“They play together in practice every day,” Walton said. “They understand each other’s tendencies, how to get each other the ball. It’s something that’s worked for us so we’re not gonna mess with it for now.”


Heading into Friday’s game the Lakers had the highest-scoring bench in the NBA, and their second unit of Clarkson, Williams, Larry Nance Jr., Tarik Black and Brandon Ingram had developed a habit of digging the team out of early deficits.

On Friday, climbing out of an early deficit was a group effort. The Lakers trailed, 26-16, after the first quarter, then outscored the Spurs, 36-26, in the second. Luol Deng scored eight points in the second quarter, making two three-pointers, and Young made all four of his shots, including a three-pointer with 58.2 seconds left in the half. On the next play, Young drove to the basket for a layup that gave the Lakers a one-point lead. It was part of a 7-0 run near the end of the half that brought them back into contention.

The score was tied, 52-52, at the half. But during the third quarter, the Spurs applied a stranglehold on the game, scoring on 11 consecutive possessions and shooting 73.7% to outscore the Lakers, 39-24, and take a 91-76 lead into the fourth.


“They hit some tough shots early in that quarter, they moved the ball,” Walton said. “They’re really good at the game of basketball.”

The Spurs’ momentum didn’t last. With 1:39 remaining in the game, they had made only seven of 18 fourth-quarter shots. And the Lakers, charged with the energy of their home crowd, made one final push.

“We just compete,” Clarkson said. “You know we get stops during those times. We’re pushing the ball and getting easy buckets in transition.”

Young hit a three-pointer to bring the Lakers within eight. Clarkson hit a three to bring them to within five. And after the Spurs took a time out to stop the bleeding, Julius Randle attacked the basket, going right at former Laker Pau Gasol, who fouled him. He made one of two free throws to make it a four-point game.

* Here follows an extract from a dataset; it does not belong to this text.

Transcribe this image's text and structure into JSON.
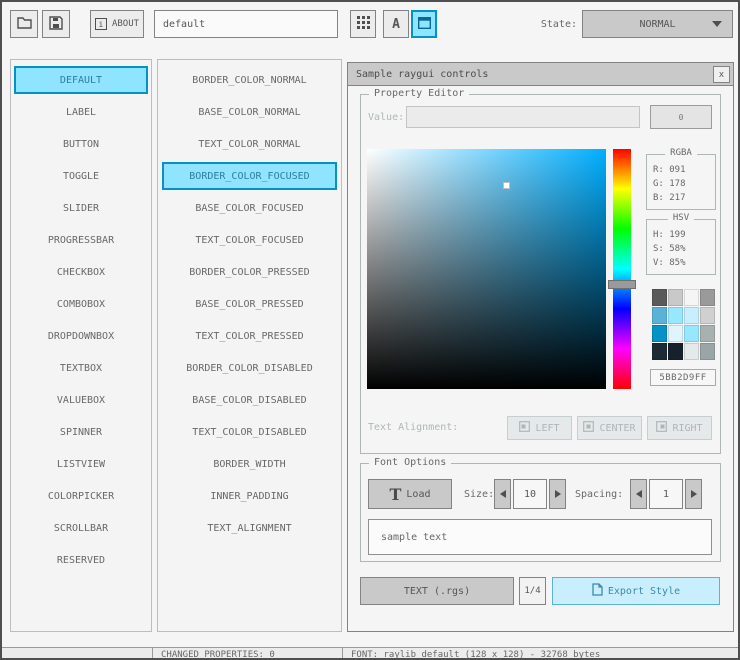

But that was as close as they got.

“They’re young, talented, they’re figuring things out,” Gasol said.

On Friday they faced a team that already has.